Rover sitting quietly in her slip as the sun set.
With all the steam in the engine room we weren't able to assess the situation with the engine even after we arrived.  The next day we rent a car in order to go shuttle my car from Palm Coast to Brunswick and then hopped on a plane back to Denver.  So, assessing the engine will have to wait until I return in a week. This certainly wasn't the way I wanted to end our first trip in Rover just the two of us, but it seemed like the prudent thing to do.


  1. Hope the engine problem isn't too serious. In a few months you will have everything in tip top shape AND will know your boat like the back of your hand. Boat maintenance....both frustrating and rewarding.

    1. Hopefully we got the engine shut down before any serious damage took place. Keeping my fingers crossed. Yeah, this initial stretch of maintenance and repair can be a bit frustrating at times, mostly because you know it never ends. Just hope to get on top of the major stuff and can get into more "preventative maintenance" mode.

  2. There's always something with a boat. Really loving your journey. Sorry about the engine. Hopefully just a hose split or loose fitting. If it was salt water, don't forget a clean down the engine to prevent rust.

    Dave form Australia.

    1. Hi Dave. It wasn't salt water, it was fresh water/coolant. Removing the radiator caps confirmed that much. A pretty classic overheat scenario (coolant too hot, radiator caps (or perhaps a hose) relieved the pressure and turned engine room into a steam sauna for a few hours)...just need to determine the cause and do a more thorough check of the closed water/coolant system.

      Glad you are enjoying the blog.

  3. Seems like forever since we were where you are now but it's only been a few months so hang on, it gets better so fast!

    S/V Kintala

    1. Been enjoying your posts...wish I was there. I know it will get better, just need to get past a few hurdles first.

  4. Wow, what a journey so far! I think you made the right call with SeaTow. It could have been much worse trying to dock with one engine. Was it something perhaps a more attentive (i.e. not hungover) mechanic should have picked up on when they serviced the engines?

    1. Hey guys,

      It has certainly been interesting. Not sure what to say about the mechanic or if there is any culpability there. Will be getting another mechanic to be the 3rd party unbiased opinion for the investigation. I just hope the engine is OK.

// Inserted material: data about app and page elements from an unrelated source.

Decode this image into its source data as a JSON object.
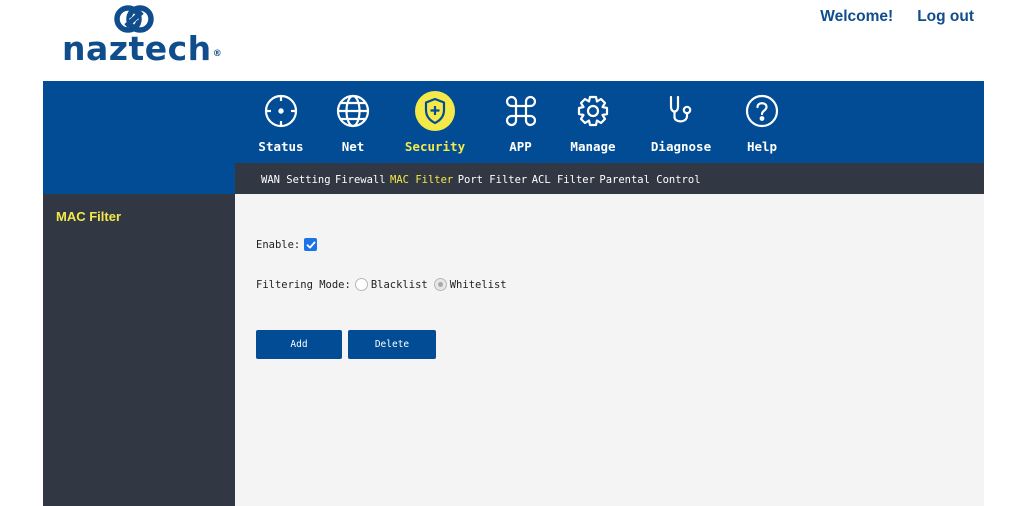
{
  "brand": {
    "name": "naztech",
    "reg": "®",
    "color": "#0f4d8c"
  },
  "header": {
    "welcome": "Welcome!",
    "logout": "Log out"
  },
  "nav": [
    {
      "label": "Status",
      "icon": "crosshair-icon"
    },
    {
      "label": "Net",
      "icon": "globe-icon"
    },
    {
      "label": "Security",
      "icon": "shield-plus-icon",
      "active": true
    },
    {
      "label": "APP",
      "icon": "command-icon"
    },
    {
      "label": "Manage",
      "icon": "gear-icon"
    },
    {
      "label": "Diagnose",
      "icon": "stethoscope-icon"
    },
    {
      "label": "Help",
      "icon": "question-icon"
    }
  ],
  "subnav": [
    "WAN Setting",
    "Firewall",
    "MAC Filter",
    "Port Filter",
    "ACL Filter",
    "Parental Control"
  ],
  "subnav_active": "MAC Filter",
  "sidebar": {
    "item": "MAC Filter"
  },
  "form": {
    "enable_label": "Enable:",
    "enable_checked": true,
    "mode_label": "Filtering Mode:",
    "mode_options": [
      "Blacklist",
      "Whitelist"
    ],
    "mode_selected": "Whitelist"
  },
  "buttons": {
    "add": "Add",
    "delete": "Delete"
  },
  "colors": {
    "primary": "#014c94",
    "dark": "#313843",
    "highlight": "#f5e94a",
    "content_bg": "#f4f4f4"
  }
}
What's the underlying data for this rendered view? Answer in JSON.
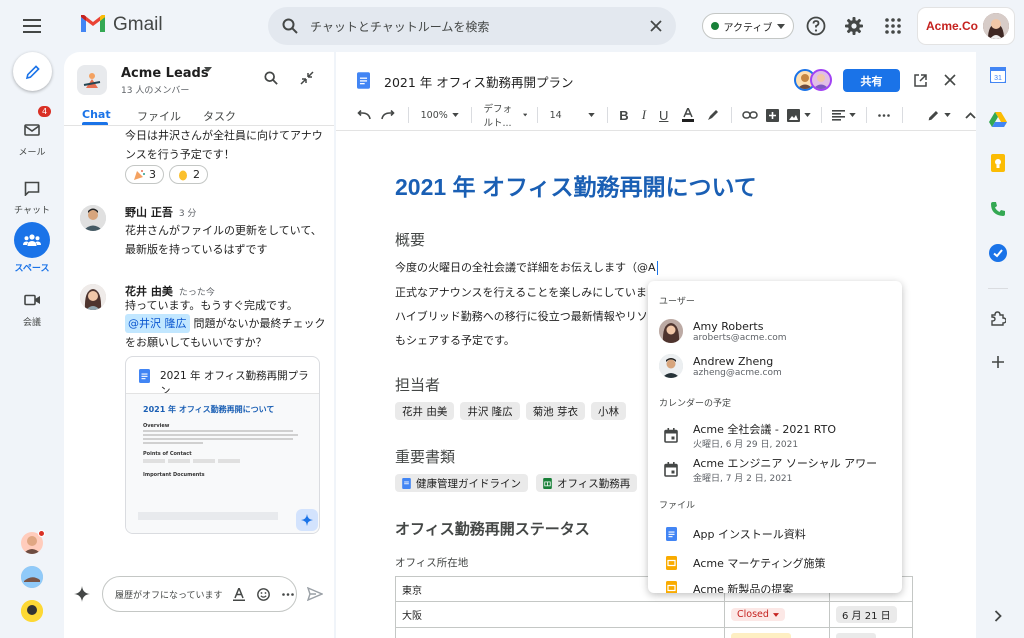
{
  "app": {
    "name": "Gmail"
  },
  "search": {
    "placeholder": "チャットとチャットルームを検索"
  },
  "status": {
    "label": "アクティブ"
  },
  "brand": {
    "label": "Acme.Co"
  },
  "nav": {
    "mail_label": "メール",
    "mail_badge": "4",
    "chat_label": "チャット",
    "spaces_label": "スペース",
    "meet_label": "会議"
  },
  "space": {
    "name": "Acme Leads",
    "members": "13 人のメンバー",
    "tabs": [
      "Chat",
      "ファイル",
      "タスク"
    ]
  },
  "messages": {
    "m0_text": "今日は井沢さんが全社員に向けてアナウンスを行う予定です！",
    "reaction1_count": "3",
    "reaction2_count": "2",
    "m1_name": "野山 正吾",
    "m1_time": "3 分",
    "m1_text": "花井さんがファイルの更新をしていて、最新版を持っているはずです",
    "m2_name": "花井 由美",
    "m2_time": "たった今",
    "m2_line1": "持っています。もうすぐ完成です。",
    "m2_mention": "@井沢 隆広",
    "m2_line2": "問題がないか最終チェック",
    "m2_line3": "をお願いしてもいいですか？",
    "card_title": "2021 年 オフィス勤務再開プラン",
    "card_preview_title": "2021 年 オフィス勤務再開について",
    "card_preview_overview": "Overview",
    "card_preview_contact": "Points of Contact",
    "card_preview_docs": "Important Documents"
  },
  "composer": {
    "placeholder": "履歴がオフになっています"
  },
  "doc": {
    "title": "2021 年 オフィス勤務再開プラン",
    "share_label": "共有",
    "zoom": "100%",
    "font": "デフォルト...",
    "font_size": "14",
    "heading": "2021 年 オフィス勤務再開について",
    "overview_title": "概要",
    "overview_l1": "今度の火曜日の全社会議で詳細をお伝えします（@A",
    "overview_l2": "正式なアナウンスを行えることを楽しみにしていま",
    "overview_l3": "ハイブリッド勤務への移行に役立つ最新情報やリソ",
    "overview_l4": "もシェアする予定です。",
    "contacts_title": "担当者",
    "contacts": [
      "花井 由美",
      "井沢 隆広",
      "菊池 芽衣",
      "小林"
    ],
    "docs_title": "重要書類",
    "doc1": "健康管理ガイドライン",
    "doc2": "オフィス勤務再",
    "status_title": "オフィス勤務再開ステータス",
    "location_label": "オフィス所在地",
    "table": {
      "r1": "東京",
      "r2": "大阪",
      "r2_status": "Closed",
      "r2_date": "6 月 21 日"
    }
  },
  "popup": {
    "users_label": "ユーザー",
    "u1_name": "Amy Roberts",
    "u1_email": "aroberts@acme.com",
    "u2_name": "Andrew Zheng",
    "u2_email": "azheng@acme.com",
    "calendar_label": "カレンダーの予定",
    "e1_title": "Acme 全社会議 - 2021 RTO",
    "e1_date": "火曜日, 6 月 29 日, 2021",
    "e2_title": "Acme エンジニア ソーシャル アワー",
    "e2_date": "金曜日, 7 月 2 日, 2021",
    "files_label": "ファイル",
    "f1": "App インストール資料",
    "f2": "Acme マーケティング施策",
    "f3": "Acme 新製品の提案"
  },
  "colors": {
    "accent": "#1a73e8",
    "doc_heading": "#1a5fb4",
    "gmail_red": "#ea4335",
    "closed_red": "#c5221f"
  }
}
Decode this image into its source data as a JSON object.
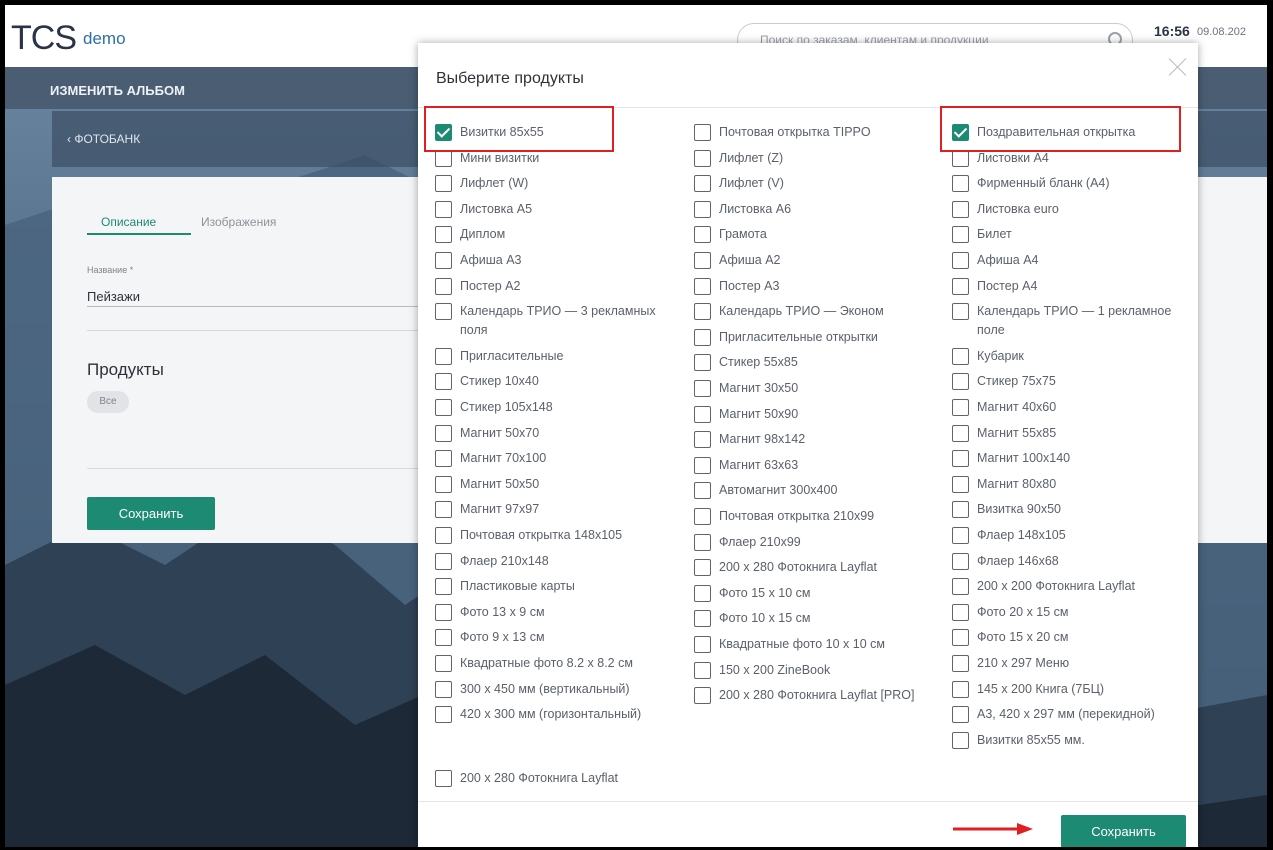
{
  "app": {
    "logo": "TCS",
    "logo_sub": "demo"
  },
  "header": {
    "search_placeholder": "Поиск по заказам, клиентам и продукции",
    "time": "16:56",
    "date": "09.08.202"
  },
  "subheader": {
    "title": "ИЗМЕНИТЬ АЛЬБОМ"
  },
  "breadcrumb": {
    "back_label": "‹ ФОТОБАНК"
  },
  "form": {
    "tabs": [
      "Описание",
      "Изображения"
    ],
    "name_label": "Название *",
    "name_value": "Пейзажи",
    "products_title": "Продукты",
    "chip_all": "Все",
    "save_label": "Сохранить"
  },
  "modal": {
    "title": "Выберите продукты",
    "save_label": "Сохранить",
    "columns": [
      [
        {
          "label": "Визитки 85х55",
          "checked": true
        },
        {
          "label": "Мини визитки",
          "checked": false
        },
        {
          "label": "Лифлет (W)",
          "checked": false
        },
        {
          "label": "Листовка А5",
          "checked": false
        },
        {
          "label": "Диплом",
          "checked": false
        },
        {
          "label": "Афиша А3",
          "checked": false
        },
        {
          "label": "Постер А2",
          "checked": false
        },
        {
          "label": "Календарь ТРИО — 3 рекламных поля",
          "checked": false
        },
        {
          "label": "Пригласительные",
          "checked": false
        },
        {
          "label": "Стикер 10х40",
          "checked": false
        },
        {
          "label": "Стикер 105х148",
          "checked": false
        },
        {
          "label": "Магнит 50х70",
          "checked": false
        },
        {
          "label": "Магнит 70х100",
          "checked": false
        },
        {
          "label": "Магнит 50х50",
          "checked": false
        },
        {
          "label": "Магнит 97х97",
          "checked": false
        },
        {
          "label": "Почтовая открытка 148х105",
          "checked": false
        },
        {
          "label": "Флаер 210х148",
          "checked": false
        },
        {
          "label": "Пластиковые карты",
          "checked": false
        },
        {
          "label": "Фото 13 х 9 см",
          "checked": false
        },
        {
          "label": "Фото 9 х 13 см",
          "checked": false
        },
        {
          "label": "Квадратные фото 8.2 х 8.2 см",
          "checked": false
        },
        {
          "label": "300 х 450 мм (вертикальный)",
          "checked": false
        },
        {
          "label": "420 х 300 мм (горизонтальный)",
          "checked": false
        },
        {
          "label": "200 х 280 Фотокнига Layflat",
          "checked": false
        }
      ],
      [
        {
          "label": "Почтовая открытка TIPPO",
          "checked": false
        },
        {
          "label": "Лифлет (Z)",
          "checked": false
        },
        {
          "label": "Лифлет (V)",
          "checked": false
        },
        {
          "label": "Листовка А6",
          "checked": false
        },
        {
          "label": "Грамота",
          "checked": false
        },
        {
          "label": "Афиша А2",
          "checked": false
        },
        {
          "label": "Постер А3",
          "checked": false
        },
        {
          "label": "Календарь ТРИО — Эконом",
          "checked": false
        },
        {
          "label": "Пригласительные открытки",
          "checked": false
        },
        {
          "label": "Стикер 55х85",
          "checked": false
        },
        {
          "label": "Магнит 30х50",
          "checked": false
        },
        {
          "label": "Магнит 50х90",
          "checked": false
        },
        {
          "label": "Магнит 98х142",
          "checked": false
        },
        {
          "label": "Магнит 63х63",
          "checked": false
        },
        {
          "label": "Автомагнит 300х400",
          "checked": false
        },
        {
          "label": "Почтовая открытка 210х99",
          "checked": false
        },
        {
          "label": "Флаер 210х99",
          "checked": false
        },
        {
          "label": "200 х 280 Фотокнига Layflat",
          "checked": false
        },
        {
          "label": "Фото 15 х 10 см",
          "checked": false
        },
        {
          "label": "Фото 10 х 15 см",
          "checked": false
        },
        {
          "label": "Квадратные фото 10 х 10 см",
          "checked": false
        },
        {
          "label": "150 х 200 ZineBook",
          "checked": false
        },
        {
          "label": "200 х 280 Фотокнига Layflat [PRO]",
          "checked": false
        }
      ],
      [
        {
          "label": "Поздравительная открытка",
          "checked": true
        },
        {
          "label": "Листовки А4",
          "checked": false
        },
        {
          "label": "Фирменный бланк (А4)",
          "checked": false
        },
        {
          "label": "Листовка euro",
          "checked": false
        },
        {
          "label": "Билет",
          "checked": false
        },
        {
          "label": "Афиша А4",
          "checked": false
        },
        {
          "label": "Постер А4",
          "checked": false
        },
        {
          "label": "Календарь ТРИО — 1 рекламное поле",
          "checked": false
        },
        {
          "label": "Кубарик",
          "checked": false
        },
        {
          "label": "Стикер 75х75",
          "checked": false
        },
        {
          "label": "Магнит 40х60",
          "checked": false
        },
        {
          "label": "Магнит 55х85",
          "checked": false
        },
        {
          "label": "Магнит 100х140",
          "checked": false
        },
        {
          "label": "Магнит 80х80",
          "checked": false
        },
        {
          "label": "Визитка 90х50",
          "checked": false
        },
        {
          "label": "Флаер 148х105",
          "checked": false
        },
        {
          "label": "Флаер 146х68",
          "checked": false
        },
        {
          "label": "200 х 200 Фотокнига Layflat",
          "checked": false
        },
        {
          "label": "Фото 20 х 15 см",
          "checked": false
        },
        {
          "label": "Фото 15 х 20 см",
          "checked": false
        },
        {
          "label": "210 х 297 Меню",
          "checked": false
        },
        {
          "label": "145 х 200 Книга (7БЦ)",
          "checked": false
        },
        {
          "label": "А3, 420 х 297 мм (перекидной)",
          "checked": false
        },
        {
          "label": "Визитки 85х55 мм.",
          "checked": false
        }
      ]
    ]
  },
  "colors": {
    "accent": "#1d8a73",
    "highlight": "#e02020"
  }
}
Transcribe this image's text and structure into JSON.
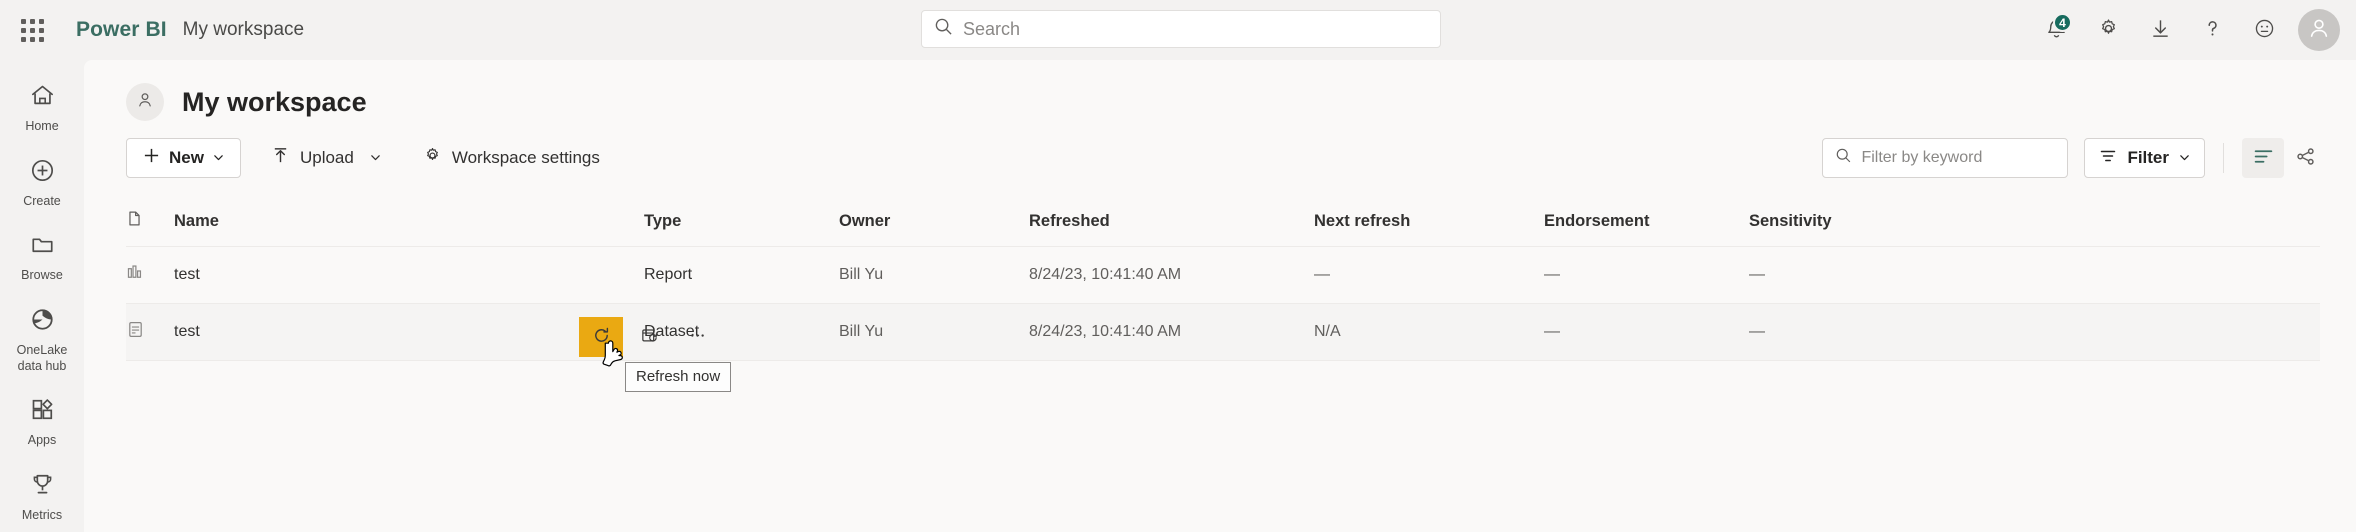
{
  "header": {
    "waffle_label": "app-launcher",
    "brand": "Power BI",
    "breadcrumb": "My workspace",
    "search": {
      "placeholder": "Search",
      "value": ""
    },
    "notifications": {
      "badge": "4"
    },
    "icons": {
      "notifications": "bell-icon",
      "settings": "gear-icon",
      "download": "download-icon",
      "help": "question-mark-icon",
      "feedback": "smiley-feedback-icon",
      "account": "user-avatar-icon"
    }
  },
  "sidebar": {
    "items": [
      {
        "label": "Home",
        "icon": "home-icon"
      },
      {
        "label": "Create",
        "icon": "plus-circle-icon"
      },
      {
        "label": "Browse",
        "icon": "folder-icon"
      },
      {
        "label": "OneLake\ndata hub",
        "label_line1": "OneLake",
        "label_line2": "data hub",
        "icon": "onelake-icon"
      },
      {
        "label": "Apps",
        "icon": "apps-grid-icon"
      },
      {
        "label": "Metrics",
        "icon": "trophy-icon"
      }
    ]
  },
  "workspace": {
    "title": "My workspace",
    "avatar_icon": "person-icon"
  },
  "commandbar": {
    "new_label": "New",
    "upload_label": "Upload",
    "settings_label": "Workspace settings",
    "filter_keyword": {
      "placeholder": "Filter by keyword",
      "value": ""
    },
    "filter_label": "Filter",
    "view_icon": "list-view-icon",
    "share_icon": "share-network-icon"
  },
  "table": {
    "columns": [
      {
        "key": "icon",
        "label": ""
      },
      {
        "key": "name",
        "label": "Name"
      },
      {
        "key": "type",
        "label": "Type"
      },
      {
        "key": "owner",
        "label": "Owner"
      },
      {
        "key": "refreshed",
        "label": "Refreshed"
      },
      {
        "key": "next_refresh",
        "label": "Next refresh"
      },
      {
        "key": "endorsement",
        "label": "Endorsement"
      },
      {
        "key": "sensitivity",
        "label": "Sensitivity"
      }
    ],
    "rows": [
      {
        "icon": "report-bar-chart-icon",
        "name": "test",
        "type": "Report",
        "owner": "Bill Yu",
        "refreshed": "8/24/23, 10:41:40 AM",
        "next_refresh": "—",
        "endorsement": "—",
        "sensitivity": "—"
      },
      {
        "icon": "dataset-table-icon",
        "name": "test",
        "type": "Dataset",
        "owner": "Bill Yu",
        "refreshed": "8/24/23, 10:41:40 AM",
        "next_refresh": "N/A",
        "endorsement": "—",
        "sensitivity": "—"
      }
    ]
  },
  "row_actions": {
    "refresh_now_icon": "refresh-circular-arrow-icon",
    "schedule_refresh_icon": "schedule-refresh-icon",
    "more_options_icon": "ellipsis-icon",
    "tooltip": "Refresh now",
    "highlight_color": "#eaa912"
  }
}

  5. Check the thruhull for the cooling water. Most likely source of trouble is a plastic bag or something similar being sucked in . . . and it's really easy to fix.

    1. Hi Carolyn,

      Yeah, I have had that happen before too and will certainly check as we go through the entire system (again). I also need to investigate why the alarm didn't sound since it would be nice to have a secondary indication of overheating other than the difficult to view temp gauge (it is down by your knee when at the helm and easy to overlook when you are busy with other things...like trying to find a channel while dousing the sails).

      Should know more soon.